“I bought Woodstock Hanover as a yearling [for $65,000 at Harrisburg] with Adam Victor and Son and David Scharf, then purchased the horse for myself at the Harrisburg mixed sale in 2009 for $60,000,” he said. “Glenn Ellis bought into him a few years ago, and eventually I bought him out.
“The horse has had a breathing problem,” he continued. “He’s got blazing early speed, but you can’t use it. His throat will get inflamed. You can only float out with him, after that you can do what you want. He’s actually in deceptively sharp form, yet he lacks that versatility, and that can hurt you on a mile track. The problem is not as bad as it used to be, and it’s probably more psychological at this point. He’s had the palate surgery, we treat it and we’ve tried everything.”
Tucci also has some promising young prospects for the 2011 stakes season.

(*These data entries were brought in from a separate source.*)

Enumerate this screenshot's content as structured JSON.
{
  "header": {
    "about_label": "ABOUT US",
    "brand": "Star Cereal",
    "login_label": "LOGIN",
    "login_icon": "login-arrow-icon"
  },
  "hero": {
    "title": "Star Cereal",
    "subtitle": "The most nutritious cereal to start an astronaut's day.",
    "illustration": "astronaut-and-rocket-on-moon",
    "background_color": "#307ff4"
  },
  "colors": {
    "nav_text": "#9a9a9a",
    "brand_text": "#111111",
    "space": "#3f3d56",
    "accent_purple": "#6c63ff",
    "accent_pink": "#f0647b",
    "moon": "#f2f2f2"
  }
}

“I have Townslight Hanover, who won the 2-year-old New York Sires Stakes championship last year,” he said. “He’s eligible to the North America Cup. He was a private purchase from Hanover Shoe Farms. He had an injury above his ankle and they couldn’t run him through the sale because of the way it looked. We took a chance with him and it’s worked out. He’s a Bettor’s Delight out of Towner’s Image.
“I also have Torrington, a 3-year-old by Art Major [who finished sixth in his career debut Thursday night],” he added. “He was a $34,000 Harrisburg yearling. He had a sore tendon last year. Noel Daley said he was his fastest 2-year-old last year, and wanted to shut him down. He’s very talented, heavily staked and we’re bringing him along slowly.”
Tucci also shared his thoughts on the future of the harness racing industry in New Jersey and beyond.
“I’m a firm believer this sport can stand on its own,” he said. “I think it’s a viable product, and I’m being very objective about it. I have my opinions, and there’s no doubt the sport lacks serious marketing. However, it’s difficult to do when the sport isn’t united. You need a kind of central governing body. It’s like the only professional sport that doesn’t have it. There has to be some sort of coordinated effort. That is the backbone problem in this sport. Each state and track does what they please on their own. It’s like we’re battling each other.
“I believe the big breeding farms need to gather together, organize and do something,” he added. “I live in Wood Ridge, which is nearby, and the average person doesn’t know anything about racing and they’re intimidated. I run into so many people that would love to experience it.
“My son brought up a great point. He asked where can you go in the New York City area, park for free, get in for a dollar, bring a few bucks with family and friends, have a few beers and maybe even win some money?” (Meadowlands)